How Your Scoliosis Is Affected By Your Brain
Your brain has a map of your body called the sensory map. This map helps inform your brain where it is in space. Since its neurons are densely interconnected to your brain’s motor map, the sensory map is a key part of what instructs your body how to move. The maps are composed of each portion of your body, arms, legs, finger, head, feet, back, etcetera, and the information from them fit together like complex pieces of puzzles that help your brain navigate through your environment.
If a piece of the puzzle in the sensory map is “missing” then the body cannot accurately determine its position and it becomes prone to distortions, such as scoliosis.
A disturbance in sensory motor awareness is one of the most common factors that can drive a scoliosis to progress. In other words, the brain does not have an accurate map of where segments of the body are located in space. To put it even more plainly, it’s as if you are missing a key piece in the map of your body in your brain.
One of the most common things that I hear from the parents of my adolescent scoliosis patients is that they are always telling their child to sit up straight, to which their child replies, “But I AM sitting up straight!” That’s because, in their brain, the map is telling them they are sitting up straight when in reality they are tilted over. This phenomenon is a direct manifestation of a lack of sensory awareness in scoliosis.
Because of this missing piece, the brain cannot properly direct posture, movements, and corrections. The distortion in body perception results in mal-positioning of the body, eventually causing mal-adaptations to positional imbalances. These adaptations cause disorganization of the posture leading to scoliosis curvature progression. This is known as the Vicious Cycle of Scoliosis.
Improving Your Sensory Motor Function in Scoliosis
Postural collapse of the spine is usually the source of pain for progressing scoliosis patients. Helping them develop a more accurate body brain map prevents their spine from further collapse and the spine is then able to support a more upright position.
As the brain adapts to new and improved information, it begins instructing muscles around the spine to adapt to a “new normal” resulting in postural adjustments that better support the spine.
A Lack of Sensory-Motor Awareness in Scoliosis can be a major factor in the progression of the condition and should be addressed in conservative treatment.
Therapies For Scoliosis That Help Improve Sensory-Motor Awareness
We can also see signs that the brain has developed a “new normal” in its sensory-motor awareness when a patient is first fitted with a SpineCor brace. Postural corrections provided by the dynamic brace helps patients’ bodies move toward a more midline position, and they often notice an immediate shift in their brain’s perception of their body. Patients notice that movements, such as walking, are somehow different.
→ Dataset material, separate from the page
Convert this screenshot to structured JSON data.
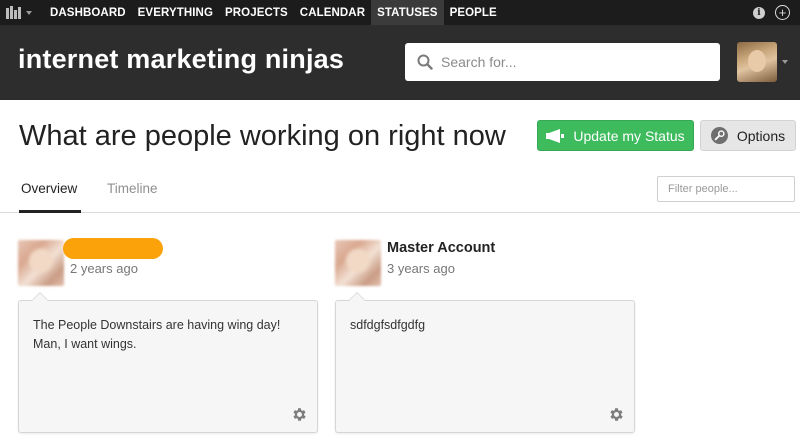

This is because their brain has not yet caught-up to the shift in their posture, but in short order, the brain realizes it must “recalibrate” its map to the new position.
In readjustment processes, lengthening and strengthening the specific muscles that had adaptively shortened and weakened due to the scoliosis begin to function more correctly in the newly adopted, more central position.
Knowing what your body needs to do and your body actually doing those things are often two completely different things. That’s why scoliosis specific exercises, like Nu-Schroth, are an important piece of any scoliosis rehabilitation program.
In order to get your body to react in a way that better supports the upright posture of your scoliotic spine, you need to do things that make it happen without thinking about it. Nu-Schroth helps you identify the weakened muscles and teaches you how to activate them more fully to reduce your scoliosis. Through dynamic activities integration, corrections to your nervous system become automatic.
Over time, these new and improved postural and movement patterns can become permanent in the brain, thus allowing the body to reduce distortion caused by lack of sensory motor awareness permanently. Postural and movement patterns can have a profoundly positive impact on your scoliosis.